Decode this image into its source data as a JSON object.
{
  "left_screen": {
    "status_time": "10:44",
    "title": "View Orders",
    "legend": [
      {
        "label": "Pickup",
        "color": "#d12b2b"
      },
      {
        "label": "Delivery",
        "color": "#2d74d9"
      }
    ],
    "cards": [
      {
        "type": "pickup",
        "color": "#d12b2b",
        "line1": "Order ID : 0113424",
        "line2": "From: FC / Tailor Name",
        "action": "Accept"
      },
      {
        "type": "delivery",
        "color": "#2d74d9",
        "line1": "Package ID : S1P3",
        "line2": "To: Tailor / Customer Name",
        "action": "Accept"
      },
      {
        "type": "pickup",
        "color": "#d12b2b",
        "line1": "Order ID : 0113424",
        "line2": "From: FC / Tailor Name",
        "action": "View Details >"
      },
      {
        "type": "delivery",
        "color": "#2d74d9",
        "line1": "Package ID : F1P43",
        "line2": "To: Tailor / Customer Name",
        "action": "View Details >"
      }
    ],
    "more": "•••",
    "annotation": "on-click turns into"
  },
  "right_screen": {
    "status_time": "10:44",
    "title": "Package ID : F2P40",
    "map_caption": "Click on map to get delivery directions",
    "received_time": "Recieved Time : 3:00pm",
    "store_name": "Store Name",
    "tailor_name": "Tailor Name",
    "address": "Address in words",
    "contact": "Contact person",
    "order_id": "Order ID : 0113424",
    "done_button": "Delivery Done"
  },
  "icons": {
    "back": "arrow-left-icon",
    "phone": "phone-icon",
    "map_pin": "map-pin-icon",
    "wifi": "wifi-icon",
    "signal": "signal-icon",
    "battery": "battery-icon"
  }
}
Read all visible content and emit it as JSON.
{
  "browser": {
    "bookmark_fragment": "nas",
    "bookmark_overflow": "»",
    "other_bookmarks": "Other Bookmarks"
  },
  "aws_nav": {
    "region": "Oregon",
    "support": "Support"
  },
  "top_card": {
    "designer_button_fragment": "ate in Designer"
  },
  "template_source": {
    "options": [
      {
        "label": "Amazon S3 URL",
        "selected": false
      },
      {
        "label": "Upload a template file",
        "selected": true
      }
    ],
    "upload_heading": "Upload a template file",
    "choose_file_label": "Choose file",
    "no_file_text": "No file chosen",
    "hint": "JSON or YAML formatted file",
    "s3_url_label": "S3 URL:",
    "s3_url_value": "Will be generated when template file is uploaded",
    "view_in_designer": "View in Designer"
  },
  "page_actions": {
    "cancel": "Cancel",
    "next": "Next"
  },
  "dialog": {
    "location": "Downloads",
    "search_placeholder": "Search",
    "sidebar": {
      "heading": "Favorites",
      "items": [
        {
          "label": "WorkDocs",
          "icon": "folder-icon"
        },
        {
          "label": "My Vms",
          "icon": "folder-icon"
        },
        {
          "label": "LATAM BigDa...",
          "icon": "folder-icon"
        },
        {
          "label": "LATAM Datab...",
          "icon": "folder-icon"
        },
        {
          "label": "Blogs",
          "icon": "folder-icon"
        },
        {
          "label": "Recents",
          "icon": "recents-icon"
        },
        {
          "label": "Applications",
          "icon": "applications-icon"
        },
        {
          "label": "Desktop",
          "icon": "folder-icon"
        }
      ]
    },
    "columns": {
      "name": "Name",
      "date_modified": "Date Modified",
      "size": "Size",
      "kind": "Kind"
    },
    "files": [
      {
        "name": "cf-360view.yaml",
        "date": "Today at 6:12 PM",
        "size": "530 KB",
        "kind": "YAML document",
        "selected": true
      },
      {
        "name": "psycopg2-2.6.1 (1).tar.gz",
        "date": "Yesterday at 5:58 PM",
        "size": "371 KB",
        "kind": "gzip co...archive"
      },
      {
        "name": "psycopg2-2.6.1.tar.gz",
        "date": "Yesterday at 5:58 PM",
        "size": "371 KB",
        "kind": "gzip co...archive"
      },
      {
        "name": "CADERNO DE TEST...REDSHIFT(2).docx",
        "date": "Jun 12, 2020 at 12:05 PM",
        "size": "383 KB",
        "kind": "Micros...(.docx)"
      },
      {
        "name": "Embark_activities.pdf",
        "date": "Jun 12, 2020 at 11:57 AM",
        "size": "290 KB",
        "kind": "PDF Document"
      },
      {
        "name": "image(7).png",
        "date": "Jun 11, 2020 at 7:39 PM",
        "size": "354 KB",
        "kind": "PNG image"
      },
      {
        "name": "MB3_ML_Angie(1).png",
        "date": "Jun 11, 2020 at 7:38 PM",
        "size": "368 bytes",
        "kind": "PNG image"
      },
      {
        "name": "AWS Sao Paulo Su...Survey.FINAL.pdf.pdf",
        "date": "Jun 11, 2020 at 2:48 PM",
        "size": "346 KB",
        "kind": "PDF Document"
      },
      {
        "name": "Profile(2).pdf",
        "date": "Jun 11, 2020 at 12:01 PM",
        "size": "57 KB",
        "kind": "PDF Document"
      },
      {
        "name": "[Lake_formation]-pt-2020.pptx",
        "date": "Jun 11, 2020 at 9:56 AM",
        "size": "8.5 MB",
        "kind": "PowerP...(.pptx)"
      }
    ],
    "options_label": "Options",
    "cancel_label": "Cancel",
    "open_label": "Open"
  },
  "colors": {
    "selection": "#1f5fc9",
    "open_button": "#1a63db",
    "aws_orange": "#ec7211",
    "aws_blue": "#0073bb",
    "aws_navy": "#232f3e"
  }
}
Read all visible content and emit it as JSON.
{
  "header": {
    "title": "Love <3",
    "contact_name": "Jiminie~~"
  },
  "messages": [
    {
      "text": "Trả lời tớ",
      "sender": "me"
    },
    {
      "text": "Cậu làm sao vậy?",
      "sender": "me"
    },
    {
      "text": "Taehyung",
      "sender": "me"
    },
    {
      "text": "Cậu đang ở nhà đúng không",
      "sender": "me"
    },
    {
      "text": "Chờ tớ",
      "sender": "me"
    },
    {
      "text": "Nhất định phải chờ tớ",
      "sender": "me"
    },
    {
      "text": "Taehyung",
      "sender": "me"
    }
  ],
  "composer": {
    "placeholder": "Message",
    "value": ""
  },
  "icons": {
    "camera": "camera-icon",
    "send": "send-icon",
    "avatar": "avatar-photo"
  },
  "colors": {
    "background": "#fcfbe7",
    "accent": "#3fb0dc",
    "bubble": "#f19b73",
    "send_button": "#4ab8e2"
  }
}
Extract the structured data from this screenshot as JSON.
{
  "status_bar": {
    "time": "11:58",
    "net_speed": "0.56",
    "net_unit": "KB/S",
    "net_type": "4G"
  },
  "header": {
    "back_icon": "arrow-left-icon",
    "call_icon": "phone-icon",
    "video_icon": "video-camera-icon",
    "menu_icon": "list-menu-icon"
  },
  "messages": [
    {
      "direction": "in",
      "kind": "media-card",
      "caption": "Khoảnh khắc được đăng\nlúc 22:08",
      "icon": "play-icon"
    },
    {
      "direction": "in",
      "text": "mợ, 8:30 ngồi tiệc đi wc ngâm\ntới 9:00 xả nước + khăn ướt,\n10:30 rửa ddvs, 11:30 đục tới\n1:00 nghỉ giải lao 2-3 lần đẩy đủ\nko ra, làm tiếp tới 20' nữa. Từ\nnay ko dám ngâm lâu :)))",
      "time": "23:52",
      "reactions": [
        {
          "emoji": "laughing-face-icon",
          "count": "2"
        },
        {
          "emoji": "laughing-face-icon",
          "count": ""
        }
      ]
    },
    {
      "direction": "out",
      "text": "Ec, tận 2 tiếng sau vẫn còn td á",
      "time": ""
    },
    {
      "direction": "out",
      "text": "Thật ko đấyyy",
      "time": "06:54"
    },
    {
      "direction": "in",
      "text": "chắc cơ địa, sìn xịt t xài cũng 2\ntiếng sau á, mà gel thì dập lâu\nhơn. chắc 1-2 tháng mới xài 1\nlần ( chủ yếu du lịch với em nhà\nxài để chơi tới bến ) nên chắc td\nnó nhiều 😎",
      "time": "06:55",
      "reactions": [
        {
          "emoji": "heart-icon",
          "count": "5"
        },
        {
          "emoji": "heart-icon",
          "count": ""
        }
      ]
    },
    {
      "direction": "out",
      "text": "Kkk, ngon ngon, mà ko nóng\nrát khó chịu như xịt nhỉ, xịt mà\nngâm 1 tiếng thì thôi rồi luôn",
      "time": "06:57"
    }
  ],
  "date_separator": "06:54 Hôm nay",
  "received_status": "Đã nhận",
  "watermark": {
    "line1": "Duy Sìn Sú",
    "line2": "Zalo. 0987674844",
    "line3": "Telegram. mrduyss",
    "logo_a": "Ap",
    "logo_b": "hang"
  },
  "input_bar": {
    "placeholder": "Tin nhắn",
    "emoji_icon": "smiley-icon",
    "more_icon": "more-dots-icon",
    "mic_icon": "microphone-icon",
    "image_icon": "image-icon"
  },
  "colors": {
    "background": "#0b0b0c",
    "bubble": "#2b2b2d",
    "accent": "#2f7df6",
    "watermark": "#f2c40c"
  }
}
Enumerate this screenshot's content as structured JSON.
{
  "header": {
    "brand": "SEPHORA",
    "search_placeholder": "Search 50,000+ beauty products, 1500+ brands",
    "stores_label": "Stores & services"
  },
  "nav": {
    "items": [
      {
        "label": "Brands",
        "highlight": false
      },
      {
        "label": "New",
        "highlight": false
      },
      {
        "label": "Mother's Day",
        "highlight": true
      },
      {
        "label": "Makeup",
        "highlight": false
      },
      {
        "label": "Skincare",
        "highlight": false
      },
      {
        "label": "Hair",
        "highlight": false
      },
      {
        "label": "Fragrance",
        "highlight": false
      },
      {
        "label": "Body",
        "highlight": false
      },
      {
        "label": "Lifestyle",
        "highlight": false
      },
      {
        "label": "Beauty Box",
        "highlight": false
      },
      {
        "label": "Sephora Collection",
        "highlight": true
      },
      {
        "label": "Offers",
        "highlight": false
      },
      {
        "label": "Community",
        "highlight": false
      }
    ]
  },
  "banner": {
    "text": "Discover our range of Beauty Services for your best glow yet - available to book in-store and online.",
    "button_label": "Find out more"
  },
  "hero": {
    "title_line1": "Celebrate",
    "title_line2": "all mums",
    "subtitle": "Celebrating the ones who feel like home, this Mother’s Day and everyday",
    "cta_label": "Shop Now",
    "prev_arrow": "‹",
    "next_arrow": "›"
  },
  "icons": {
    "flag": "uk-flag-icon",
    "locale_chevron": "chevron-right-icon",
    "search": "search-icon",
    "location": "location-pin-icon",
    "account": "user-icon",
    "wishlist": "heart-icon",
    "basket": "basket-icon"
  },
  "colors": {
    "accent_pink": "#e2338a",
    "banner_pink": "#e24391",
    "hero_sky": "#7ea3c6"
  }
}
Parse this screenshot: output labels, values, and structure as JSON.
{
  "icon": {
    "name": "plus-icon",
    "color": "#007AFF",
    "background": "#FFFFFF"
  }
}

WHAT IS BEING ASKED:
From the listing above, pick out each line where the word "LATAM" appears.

ANSWER FOR THE TASK:
          "label": "LATAM BigDa...",
          "label": "LATAM Datab...",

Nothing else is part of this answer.